New rumblings about a Myst movie were more or less irresistible as strip material. Now, though, as the most deeply Myst obsessed human being affixed to this planet, I must spend the rest of the post walking it back.
It’s simply a misnomer that Myst has no story. It has the very oldest kind of story in fact, one about fathers and sons. If it had been less spellbinding visually, maybe somebody would remember it. As it stands, Myst - for most people, on whatever platform they find it - is a game about a lighthouse. Is that still better than a game about the most recent, largely mute space Corporal? Probably.
Myst IV and URU in particular tell stories that aren’t just fascinating for their explicit storytelling, but which I mean the kind of storytelling one typically sees, which is to say those portions of a game that in capital letters blink on and off with the words “THIS IS THE STORY PART DOG.” These are games whose richest narrative is inherent in their respective worlds, where the “puzzles” arise organically from the personalities in play. The places you visit in Myst are all created by someone, which makes them reflections of their character, so when you make your way through these places their mind is laid bare.
There is a segue now, but don’t be alarmed.
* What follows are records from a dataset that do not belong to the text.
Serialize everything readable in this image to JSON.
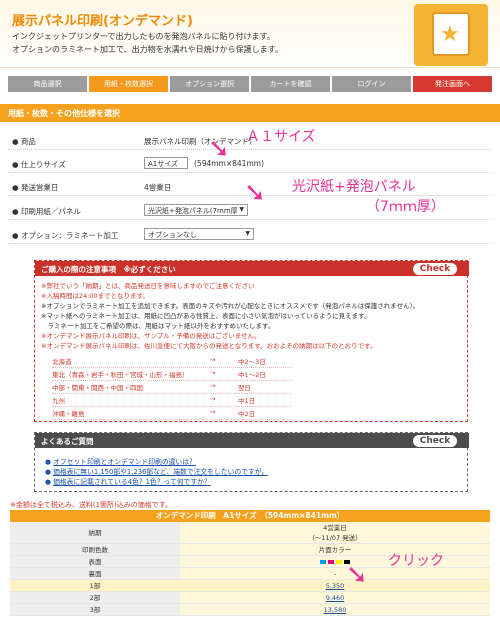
{
  "header": {
    "title": "展示パネル印刷(オンデマンド)",
    "desc1": "インクジェットプリンターで出力したものを発泡パネルに貼り付けます。",
    "desc2": "オプションのラミネート加工で、出力物を水濡れや日焼けから保護します。"
  },
  "steps": [
    "商品選択",
    "用紙・枚数選択",
    "オプション選択",
    "カートを確認",
    "ログイン",
    "発注画面へ"
  ],
  "section_title": "用紙・枚数・その他仕様を選択",
  "form": {
    "product_label": "商品",
    "product_value": "展示パネル印刷（オンデマンド）",
    "size_label": "仕上りサイズ",
    "size_value": "A1サイズ",
    "size_dims": "(594mm×841mm)",
    "ship_label": "発送営業日",
    "ship_value": "4営業日",
    "paper_label": "印刷用紙／パネル",
    "paper_value": "光沢紙+発泡パネル(7mm厚",
    "option_label": "オプション：ラミネート加工",
    "option_value": "オプションなし"
  },
  "annotations": {
    "a1": "Ａ１サイズ",
    "panel1": "光沢紙+発泡パネル",
    "panel2": "（7ｍｍ厚）",
    "click": "クリック"
  },
  "notice": {
    "title": "ご購入の際の注意事項　※必ずください",
    "check": "Check",
    "lines": [
      "※弊社でいう「納期」とは、商品発送日を意味しますのでご注意ください",
      "※入稿時間は24:00までとなります。",
      "※オプションでラミネート加工を追加できます。表面のキズや汚れが心配なときにオススメです（発泡パネルは保護されません）。",
      "※マット紙へのラミネート加工は、用紙に凹凸がある性質上、表面に小さい気泡がはいっているように見えます。",
      "　ラミネート加工をご希望の際は、用紙はマット紙以外をおすすめいたします。",
      "※オンデマンド展示パネル印刷は、サンプル・予備の発送はございません。",
      "※オンデマンド展示パネル印刷は、佐川急便にて大阪からの発送となります。おおよその納期は以下のとおりです。"
    ],
    "regions": [
      {
        "name": "北海道",
        "days": "中2〜3日"
      },
      {
        "name": "東北（青森・岩手・秋田・宮城・山形・福島）",
        "days": "中1〜2日"
      },
      {
        "name": "中部・関東・関西・中国・四国",
        "days": "翌日"
      },
      {
        "name": "九州",
        "days": "中1日"
      },
      {
        "name": "沖縄・離島",
        "days": "中2日"
      }
    ],
    "arrow": "→"
  },
  "faq": {
    "title": "よくあるご質問",
    "check": "Check",
    "items": [
      "オフセット印刷とオンデマンド印刷の違いは？",
      "価格表に無い1,150部や1,236部など、端数で注文をしたいのですが。",
      "価格表に記載されている4色？1色？って何ですか？"
    ]
  },
  "price": {
    "note": "※金額は全て税込み、送料(1箇所)込みの価格です。",
    "header": "オンデマンド印刷　A1サイズ　（594mm×841mm）",
    "rows": [
      {
        "label": "納期",
        "value": "4営業日",
        "sub": "（〜11/07 発送）"
      },
      {
        "label": "印刷色数",
        "value": "片面カラー"
      },
      {
        "label": "表面",
        "value": ""
      },
      {
        "label": "裏面",
        "value": "-"
      },
      {
        "label": "1部",
        "value": "5,350"
      },
      {
        "label": "2部",
        "value": "9,460"
      },
      {
        "label": "3部",
        "value": "13,580"
      }
    ],
    "swatch_colors": [
      "#00a0e9",
      "#e4007f",
      "#fff100",
      "#000000"
    ]
  }
}
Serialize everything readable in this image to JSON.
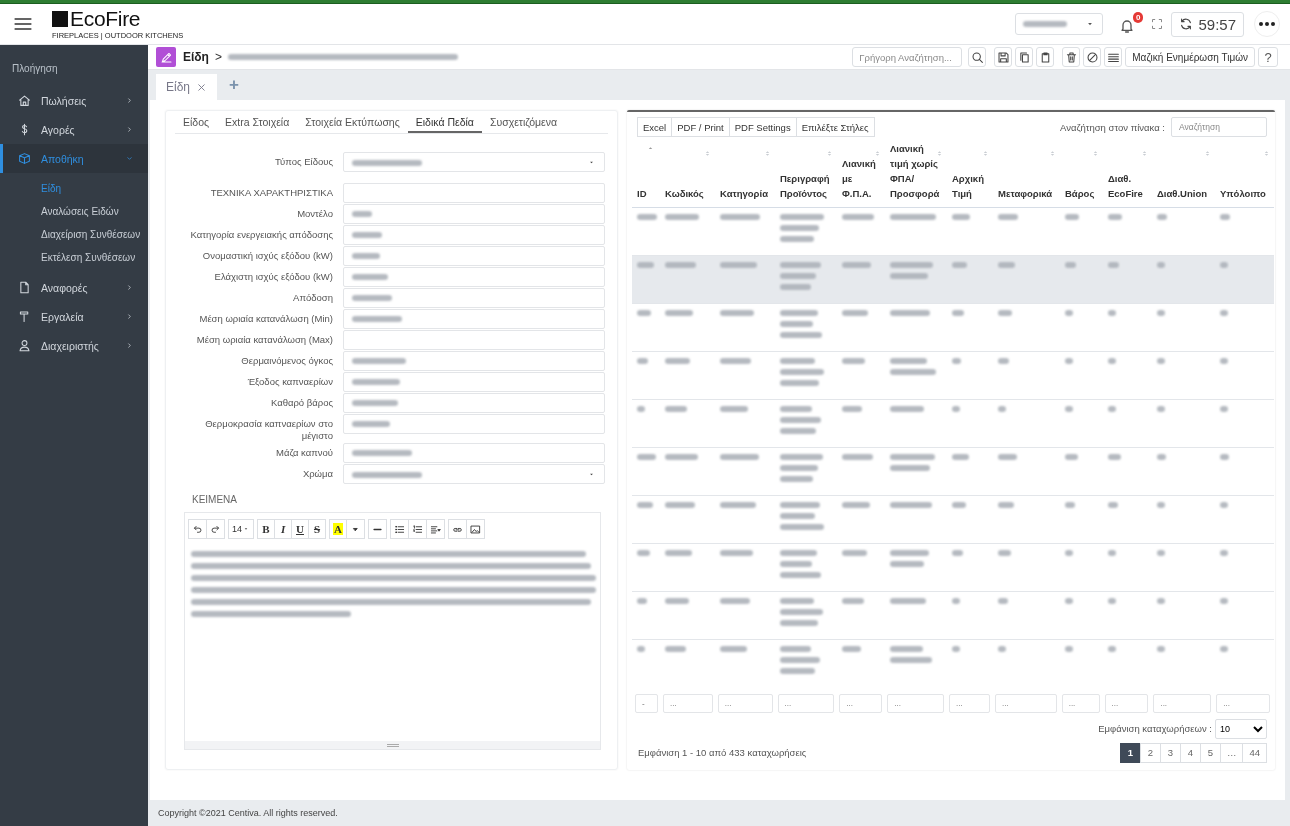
{
  "header": {
    "logo": {
      "name": "EcoFire",
      "tagline": "FIREPLACES | OUTDOOR KITCHENS"
    },
    "account_select": {
      "value_redacted": true
    },
    "notifications": {
      "count": "0"
    },
    "session_timer": "59:57"
  },
  "sidebar": {
    "heading": "Πλοήγηση",
    "items": [
      {
        "label": "Πωλήσεις",
        "selected": false,
        "expanded": false
      },
      {
        "label": "Αγορές",
        "selected": false,
        "expanded": false
      },
      {
        "label": "Αποθήκη",
        "selected": true,
        "expanded": true,
        "children": [
          {
            "label": "Είδη",
            "selected": true
          },
          {
            "label": "Αναλώσεις Ειδών",
            "selected": false
          },
          {
            "label": "Διαχείριση Συνθέσεων",
            "selected": false
          },
          {
            "label": "Εκτέλεση Συνθέσεων",
            "selected": false
          }
        ]
      },
      {
        "label": "Αναφορές",
        "selected": false,
        "expanded": false
      },
      {
        "label": "Εργαλεία",
        "selected": false,
        "expanded": false
      },
      {
        "label": "Διαχειριστής",
        "selected": false,
        "expanded": false
      }
    ]
  },
  "toolbar": {
    "breadcrumb": {
      "root": "Είδη",
      "separator": ">",
      "current_redacted": true
    },
    "quick_search": {
      "placeholder": "Γρήγορη Αναζήτηση..."
    },
    "mass_update": "Μαζική Ενημέρωση Τιμών",
    "help": "?"
  },
  "document_tabs": {
    "tabs": [
      {
        "label": "Είδη",
        "selected": true,
        "closable": true
      }
    ],
    "add": "+"
  },
  "form": {
    "tabs": [
      {
        "label": "Είδος",
        "selected": false
      },
      {
        "label": "Extra Στοιχεία",
        "selected": false
      },
      {
        "label": "Στοιχεία Εκτύπωσης",
        "selected": false
      },
      {
        "label": "Ειδικά Πεδία",
        "selected": true
      },
      {
        "label": "Συσχετιζόμενα",
        "selected": false
      }
    ],
    "fields": [
      {
        "label": "Τύπος Είδους",
        "kind": "select",
        "value_redacted": true
      },
      {
        "label": "ΤΕΧΝΙΚΑ ΧΑΡΑΚΤΗΡΙΣΤΙΚΑ",
        "kind": "text",
        "value_redacted": false
      },
      {
        "label": "Μοντέλο",
        "kind": "text",
        "value_redacted": true
      },
      {
        "label": "Κατηγορία ενεργειακής απόδοσης",
        "kind": "text",
        "value_redacted": true
      },
      {
        "label": "Ονομαστική ισχύς εξόδου (kW)",
        "kind": "text",
        "value_redacted": true
      },
      {
        "label": "Ελάχιστη ισχύς εξόδου (kW)",
        "kind": "text",
        "value_redacted": true
      },
      {
        "label": "Απόδοση",
        "kind": "text",
        "value_redacted": true
      },
      {
        "label": "Μέση ωριαία κατανάλωση (Min)",
        "kind": "text",
        "value_redacted": true
      },
      {
        "label": "Μέση ωριαία κατανάλωση (Max)",
        "kind": "text",
        "value_redacted": false
      },
      {
        "label": "Θερμαινόμενος όγκος",
        "kind": "text",
        "value_redacted": true
      },
      {
        "label": "Έξοδος καπναερίων",
        "kind": "text",
        "value_redacted": true
      },
      {
        "label": "Καθαρό βάρος",
        "kind": "text",
        "value_redacted": true
      },
      {
        "label": "Θερμοκρασία καπναερίων στο μέγιστο",
        "kind": "text",
        "value_redacted": true
      },
      {
        "label": "Μάζα καπνού",
        "kind": "text",
        "value_redacted": true
      },
      {
        "label": "Χρώμα",
        "kind": "select",
        "value_redacted": true
      }
    ],
    "section": "ΚΕΙΜΕΝΑ",
    "editor": {
      "toolbar": [
        [
          {
            "kind": "undo"
          },
          {
            "kind": "redo"
          }
        ],
        [
          {
            "kind": "font_size",
            "label": "14"
          }
        ],
        [
          {
            "kind": "bold",
            "label": "B"
          },
          {
            "kind": "italic",
            "label": "I"
          },
          {
            "kind": "underline",
            "label": "U"
          },
          {
            "kind": "strike",
            "label": "S"
          }
        ],
        [
          {
            "kind": "highlight",
            "label": "A"
          },
          {
            "kind": "color_menu"
          }
        ],
        [
          {
            "kind": "hr"
          }
        ],
        [
          {
            "kind": "ul"
          },
          {
            "kind": "ol"
          },
          {
            "kind": "align"
          }
        ],
        [
          {
            "kind": "link"
          },
          {
            "kind": "image"
          }
        ]
      ],
      "content_redacted": true
    }
  },
  "table": {
    "buttons": [
      "Excel",
      "PDF / Print",
      "PDF Settings",
      "Επιλέξτε Στήλες"
    ],
    "search_label": "Αναζήτηση στον πίνακα :",
    "search_placeholder": "Αναζήτηση",
    "columns": [
      {
        "label": "ID",
        "sorted": true
      },
      {
        "label": "Κωδικός",
        "sorted": false
      },
      {
        "label": "Κατηγορία",
        "sorted": false
      },
      {
        "label": "Περιγραφή Προϊόντος",
        "sorted": false
      },
      {
        "label": "Λιανική με Φ.Π.Α.",
        "sorted": false
      },
      {
        "label": "Λιανική τιμή χωρίς ΦΠΑ/ Προσφορά",
        "sorted": false
      },
      {
        "label": "Αρχική Τιμή",
        "sorted": false
      },
      {
        "label": "Μεταφορικά",
        "sorted": false
      },
      {
        "label": "Βάρος",
        "sorted": false
      },
      {
        "label": "Διαθ. EcoFire",
        "sorted": false
      },
      {
        "label": "Διαθ.Union",
        "sorted": false
      },
      {
        "label": "Υπόλοιπο",
        "sorted": false
      }
    ],
    "rows": [
      {
        "selected": false
      },
      {
        "selected": true
      },
      {
        "selected": false
      },
      {
        "selected": false
      },
      {
        "selected": false
      },
      {
        "selected": false
      },
      {
        "selected": false
      },
      {
        "selected": false
      },
      {
        "selected": false
      },
      {
        "selected": false
      }
    ],
    "filters": [
      {
        "placeholder": "-"
      },
      {
        "placeholder": "..."
      },
      {
        "placeholder": "..."
      },
      {
        "placeholder": "..."
      },
      {
        "placeholder": "..."
      },
      {
        "placeholder": "..."
      },
      {
        "placeholder": "..."
      },
      {
        "placeholder": "..."
      },
      {
        "placeholder": "..."
      },
      {
        "placeholder": "..."
      },
      {
        "placeholder": "..."
      },
      {
        "placeholder": "..."
      }
    ],
    "page_size_label": "Εμφάνιση καταχωρήσεων :",
    "page_size": "10",
    "info": "Εμφάνιση 1 - 10 από 433 καταχωρήσεις",
    "pages": [
      {
        "label": "1",
        "selected": true
      },
      {
        "label": "2",
        "selected": false
      },
      {
        "label": "3",
        "selected": false
      },
      {
        "label": "4",
        "selected": false
      },
      {
        "label": "5",
        "selected": false
      },
      {
        "label": "…",
        "selected": false
      },
      {
        "label": "44",
        "selected": false
      }
    ]
  },
  "footer": "Copyright ©2021 Centiva. All rights reserved."
}
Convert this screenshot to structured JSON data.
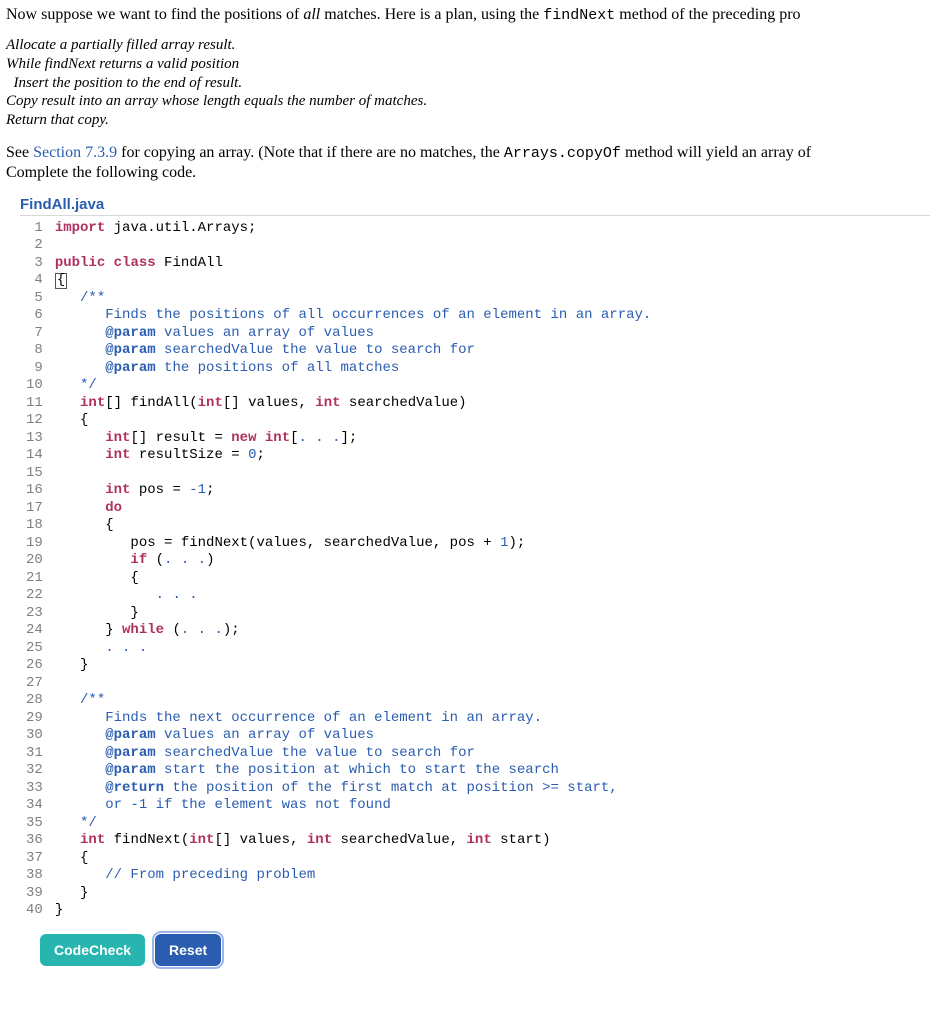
{
  "intro": {
    "prefix": "Now suppose we want to find the positions of ",
    "emph": "all",
    "mid": " matches. Here is a plan, using the ",
    "code": "findNext",
    "suffix": " method of the preceding pro"
  },
  "pseudo": "Allocate a partially filled array result.\nWhile findNext returns a valid position\n  Insert the position to the end of result.\nCopy result into an array whose length equals the number of matches.\nReturn that copy.",
  "see": {
    "prefix": "See ",
    "link": "Section 7.3.9",
    "mid": " for copying an array. (Note that if there are no matches, the ",
    "code": "Arrays.copyOf",
    "suffix": " method will yield an array of"
  },
  "complete": "Complete the following code.",
  "filename": "FindAll.java",
  "gutter": " 1\n 2\n 3\n 4\n 5\n 6\n 7\n 8\n 9\n10\n11\n12\n13\n14\n15\n16\n17\n18\n19\n20\n21\n22\n23\n24\n25\n26\n27\n28\n29\n30\n31\n32\n33\n34\n35\n36\n37\n38\n39\n40",
  "code": {
    "l1a": "import",
    "l1b": " java.util.Arrays;",
    "l3a": "public",
    "l3b": " class",
    "l3c": " FindAll",
    "l4a": "{",
    "l5a": "   /**",
    "l6a": "      Finds the positions of all occurrences of an element in an array.",
    "l7a": "      @param",
    "l7b": " values an array of values",
    "l8a": "      @param",
    "l8b": " searchedValue the value to search for",
    "l9a": "      @param",
    "l9b": " the positions of all matches",
    "l10a": "   */",
    "l11a": "   int",
    "l11b": "[] findAll(",
    "l11c": "int",
    "l11d": "[] values, ",
    "l11e": "int",
    "l11f": " searchedValue)",
    "l12a": "   {",
    "l13a": "      int",
    "l13b": "[] result = ",
    "l13c": "new",
    "l13d": " int",
    "l13e": "[",
    "l13f": ". . .",
    "l13g": "];",
    "l14a": "      int",
    "l14b": " resultSize = ",
    "l14c": "0",
    "l14d": ";",
    "l16a": "      int",
    "l16b": " pos = ",
    "l16c": "-1",
    "l16d": ";",
    "l17a": "      do",
    "l18a": "      {",
    "l19a": "         pos = findNext(values, searchedValue, pos + ",
    "l19b": "1",
    "l19c": ");",
    "l20a": "         if",
    "l20b": " (",
    "l20c": ". . .",
    "l20d": ")",
    "l21a": "         {",
    "l22a": "            ",
    "l22b": ". . .",
    "l23a": "         }",
    "l24a": "      } ",
    "l24b": "while",
    "l24c": " (",
    "l24d": ". . .",
    "l24e": ");",
    "l25a": "      ",
    "l25b": ". . .",
    "l26a": "   }",
    "l28a": "   /**",
    "l29a": "      Finds the next occurrence of an element in an array.",
    "l30a": "      @param",
    "l30b": " values an array of values",
    "l31a": "      @param",
    "l31b": " searchedValue the value to search for",
    "l32a": "      @param",
    "l32b": " start the position at which to start the search",
    "l33a": "      @return",
    "l33b": " the position of the first match at position >= start,",
    "l34a": "      or -1 if the element was not found",
    "l35a": "   */",
    "l36a": "   int",
    "l36b": " findNext(",
    "l36c": "int",
    "l36d": "[] values, ",
    "l36e": "int",
    "l36f": " searchedValue, ",
    "l36g": "int",
    "l36h": " start)",
    "l37a": "   {",
    "l38a": "      // From preceding problem",
    "l39a": "   }",
    "l40a": "}"
  },
  "buttons": {
    "codecheck": "CodeCheck",
    "reset": "Reset"
  }
}
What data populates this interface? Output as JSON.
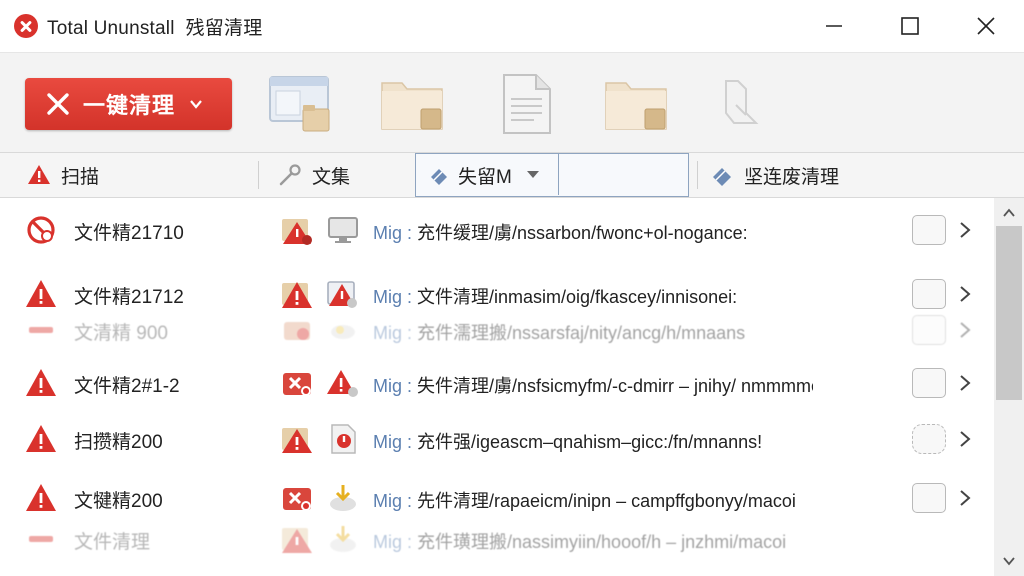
{
  "window": {
    "app_name": "Total Ununstall",
    "subtitle": "残留清理"
  },
  "toolbar": {
    "clean_button_label": "一键清理"
  },
  "tabs": {
    "scan_label": "扫描",
    "files_label": "文集",
    "dropdown_value": "失留M",
    "deep_clean_label": "坚连废清理"
  },
  "rows": [
    {
      "name": "文件精21710",
      "path_prefix": "Mig :",
      "path": " 充件缓理/虜/nssarbon/fwonc+ol-nogance:"
    },
    {
      "name": "文件精21712",
      "path_prefix": "Mig :",
      "path": " 文件清理/inmasim/oig/fkascey/innisonei:"
    },
    {
      "name": "文清精 900",
      "path_prefix": "Mig :",
      "path": " 充件濡理搬/nssarsfaj/nity/ancg/h/mnaans"
    },
    {
      "name": "文件精2#1-2",
      "path_prefix": "Mig :",
      "path": " 失件清理/虜/nsfsicmyfm/-c-dmirr – jnihy/ nmmmmen:"
    },
    {
      "name": "扫攒精200",
      "path_prefix": "Mig :",
      "path": " 充件强/igeascm–qnahism–gicc:/fn/mnanns!"
    },
    {
      "name": "文犍精200",
      "path_prefix": "Mig :",
      "path": " 先件清理/rapaeicm/inipn – campffgbonyy/macoi"
    },
    {
      "name": "文件清理",
      "path_prefix": "Mig :",
      "path": " 充件璜理搬/nassimyiin/hooof/h – jnzhmi/macoi"
    }
  ]
}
It’s a circle; we’re just looping around.
TGS saw the announcement of a bunch of weird Kinect experiments out of Japan, but the most surprising part of that announcement wasn’t the roster, though it had its share of invigorating psychoactive compounds. No, it was that so many of them are bound not for the retail shelf but are destined for XBLA - denizens of the company store. I breathed a sigh of relief, not just for the delicious cart of electronic Dim Sum they’d apparently commissioned but because I think in terms of scope and scale, XBLA and Xbox Live Indie Games stand a much better chance of communicating something noteworthy with the hardware. XBLIG because that psychotic fraternity will, like a dented can, incubate the strangest and most dangerous sort of creatures. And XBLA because the raw mathematics of the model mean that people can bet on a neat idea without having to hedge it into some reductive paste so it won’t spook the Goddamned normals at Target.
To my mind, nothing could communicate the soul of Kinect better than Myst - a “tactile” world of mysterious devices and interactive art, where precision blasting is no virtue.